It wasn’t rioting Palestinian protesters making headlines yesterday, but rather right-wing religious Jews opposing the arrest of Dov Lior, the chief rabbi of Kiryat Arba.
Lior was detained by police and questioned in relation to his endorsement of the controversial book “Torat Hamelech” (The King’s Torah) by Rabbi Yitzhak Shapira, which justifies the killing of non-Jews. Lior and two other prominent rabbis, Yosef Ginsburg and Yaakov Yosef, endorsed the book. Ginsburg was investigated a year ago, but Yosef and Lior had refused to cooperate with the police.
The police will hand over their evidence to the State Prosecutor’s Office, and the final determination as to whether to indict the rabbis for incitement to racism or violence will be made by Attorney General Yehuda Weinstein.
Upon hearing of Lior’s hour-long detainment, the chief rabbis of Israel, Yona Metzger and Shlomo Amar, released a statement conveying their concern about “the severe damage to the dignity of an important rabbi and rabbinic judge, one of Israel’s greatest rabbis.” However, they also warned people against protesting Lior’s questioning by police.
At least 300 angry protesters ignored the chief rabbis’ plea and blocked the main road leading to Jerusalem, as well as other streets in the capital, with burning tires. Others attempted to storm the Supreme Court building, and 17 protesters were arrested, including two who had tried to break into the Jerusalem home of deputy state prosecutor Shai Nitzan. Nitzan, who is reportedly abroad, has been given special police protection because of threats from right-wing extremists.
The right-wing Legal Forum for the Land of Israel issued a statement denouncing Lior’s detainment for questioning, and asserting that a rabbi should enjoy the same freedom of speech as a university professor. The Association for Civil Rights in Israel defended the police’s right to bring the rabbi in for questioning in regard to possible incitement, but also reminded the public about the general imperative to protect free expression.
Yigal Walt, however, was not as sanguine about the event in an op-ed he wrote for Ynet early today. He asserted that in the view of the protesters, “The Torah, as they interpret it, takes precedence over law and order. Israeli courts have sent a former president to jail and are currently hearing a case against our former prime minister, but a rabbi is above the law, we are now told.” He sees Monday’s riots as “a wake up call” for those who still believe in Jewish unity. “The State of Israel at this time is home to distinct population groups that are drawing further apart.
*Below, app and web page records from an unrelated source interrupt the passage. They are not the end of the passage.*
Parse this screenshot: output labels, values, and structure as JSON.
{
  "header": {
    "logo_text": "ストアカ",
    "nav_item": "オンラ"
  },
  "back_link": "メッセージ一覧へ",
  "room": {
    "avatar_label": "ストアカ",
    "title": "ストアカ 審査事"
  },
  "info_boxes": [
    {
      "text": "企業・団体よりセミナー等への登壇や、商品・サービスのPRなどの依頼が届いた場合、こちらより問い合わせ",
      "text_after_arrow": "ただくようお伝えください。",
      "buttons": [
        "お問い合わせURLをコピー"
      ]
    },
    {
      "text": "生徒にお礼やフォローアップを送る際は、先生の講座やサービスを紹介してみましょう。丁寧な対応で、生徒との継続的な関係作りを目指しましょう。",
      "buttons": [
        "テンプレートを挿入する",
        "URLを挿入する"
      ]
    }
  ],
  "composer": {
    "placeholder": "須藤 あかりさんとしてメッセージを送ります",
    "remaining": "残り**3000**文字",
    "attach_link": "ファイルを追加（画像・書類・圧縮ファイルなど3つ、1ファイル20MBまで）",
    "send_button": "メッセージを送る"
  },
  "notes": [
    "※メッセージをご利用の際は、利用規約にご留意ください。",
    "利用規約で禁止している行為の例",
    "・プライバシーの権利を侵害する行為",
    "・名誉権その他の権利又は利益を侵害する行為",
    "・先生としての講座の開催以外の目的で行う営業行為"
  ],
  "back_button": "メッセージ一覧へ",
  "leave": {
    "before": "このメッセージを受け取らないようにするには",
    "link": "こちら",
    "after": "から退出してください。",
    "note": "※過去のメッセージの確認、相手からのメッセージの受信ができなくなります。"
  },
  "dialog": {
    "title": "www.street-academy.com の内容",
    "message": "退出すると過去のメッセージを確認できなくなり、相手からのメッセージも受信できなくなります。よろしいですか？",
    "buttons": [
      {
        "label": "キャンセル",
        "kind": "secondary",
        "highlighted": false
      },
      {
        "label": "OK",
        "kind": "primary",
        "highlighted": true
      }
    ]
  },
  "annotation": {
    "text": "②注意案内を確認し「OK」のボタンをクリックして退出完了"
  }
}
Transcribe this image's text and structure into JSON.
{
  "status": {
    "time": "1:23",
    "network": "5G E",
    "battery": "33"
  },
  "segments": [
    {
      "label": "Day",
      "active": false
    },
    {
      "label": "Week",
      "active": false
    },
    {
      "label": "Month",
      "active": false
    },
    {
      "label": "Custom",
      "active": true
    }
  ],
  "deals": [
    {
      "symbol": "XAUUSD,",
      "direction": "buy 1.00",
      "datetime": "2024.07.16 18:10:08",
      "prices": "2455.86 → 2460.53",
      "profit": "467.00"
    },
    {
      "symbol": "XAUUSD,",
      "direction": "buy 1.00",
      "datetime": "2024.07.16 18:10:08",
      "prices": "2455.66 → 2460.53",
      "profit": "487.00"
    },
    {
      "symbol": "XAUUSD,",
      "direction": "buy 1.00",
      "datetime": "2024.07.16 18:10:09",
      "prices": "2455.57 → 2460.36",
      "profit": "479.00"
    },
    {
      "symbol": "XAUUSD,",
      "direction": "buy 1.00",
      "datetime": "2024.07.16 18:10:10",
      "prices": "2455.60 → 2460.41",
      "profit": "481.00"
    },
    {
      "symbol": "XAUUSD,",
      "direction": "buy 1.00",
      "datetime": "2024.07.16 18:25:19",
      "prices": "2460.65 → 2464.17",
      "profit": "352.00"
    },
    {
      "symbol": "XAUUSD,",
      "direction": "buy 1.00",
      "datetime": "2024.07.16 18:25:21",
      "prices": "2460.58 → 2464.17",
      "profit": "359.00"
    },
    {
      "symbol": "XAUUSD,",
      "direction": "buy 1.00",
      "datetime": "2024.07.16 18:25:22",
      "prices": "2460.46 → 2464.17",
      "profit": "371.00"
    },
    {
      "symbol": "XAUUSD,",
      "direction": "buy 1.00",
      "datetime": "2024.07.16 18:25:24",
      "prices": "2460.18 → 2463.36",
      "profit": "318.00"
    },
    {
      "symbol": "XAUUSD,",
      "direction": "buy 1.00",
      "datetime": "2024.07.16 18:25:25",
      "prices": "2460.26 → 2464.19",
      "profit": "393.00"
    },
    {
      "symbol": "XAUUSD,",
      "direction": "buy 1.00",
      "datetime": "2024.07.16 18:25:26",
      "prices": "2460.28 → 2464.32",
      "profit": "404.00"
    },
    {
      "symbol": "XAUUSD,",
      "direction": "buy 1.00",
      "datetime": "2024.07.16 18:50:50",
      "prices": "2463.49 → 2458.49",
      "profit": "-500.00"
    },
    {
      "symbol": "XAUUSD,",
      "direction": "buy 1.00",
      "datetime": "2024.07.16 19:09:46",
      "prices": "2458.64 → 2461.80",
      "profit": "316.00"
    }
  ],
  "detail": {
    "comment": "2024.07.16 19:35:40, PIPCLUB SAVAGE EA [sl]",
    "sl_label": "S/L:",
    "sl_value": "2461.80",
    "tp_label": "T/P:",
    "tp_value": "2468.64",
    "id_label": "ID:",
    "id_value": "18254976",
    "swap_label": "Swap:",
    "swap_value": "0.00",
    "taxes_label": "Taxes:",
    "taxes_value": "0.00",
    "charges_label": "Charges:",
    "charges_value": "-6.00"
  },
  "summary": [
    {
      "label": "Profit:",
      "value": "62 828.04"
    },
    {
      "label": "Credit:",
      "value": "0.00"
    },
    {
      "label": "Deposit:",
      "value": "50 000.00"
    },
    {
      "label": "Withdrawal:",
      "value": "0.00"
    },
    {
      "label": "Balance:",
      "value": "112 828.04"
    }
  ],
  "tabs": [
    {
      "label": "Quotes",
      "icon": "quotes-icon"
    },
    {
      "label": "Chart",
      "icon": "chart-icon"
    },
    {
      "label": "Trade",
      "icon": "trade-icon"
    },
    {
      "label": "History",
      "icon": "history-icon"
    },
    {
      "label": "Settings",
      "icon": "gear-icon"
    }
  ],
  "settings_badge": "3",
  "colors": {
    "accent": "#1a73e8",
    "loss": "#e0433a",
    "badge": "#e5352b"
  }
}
The gap will soon become unbridgeable; some say we are already there,” he posited ominously.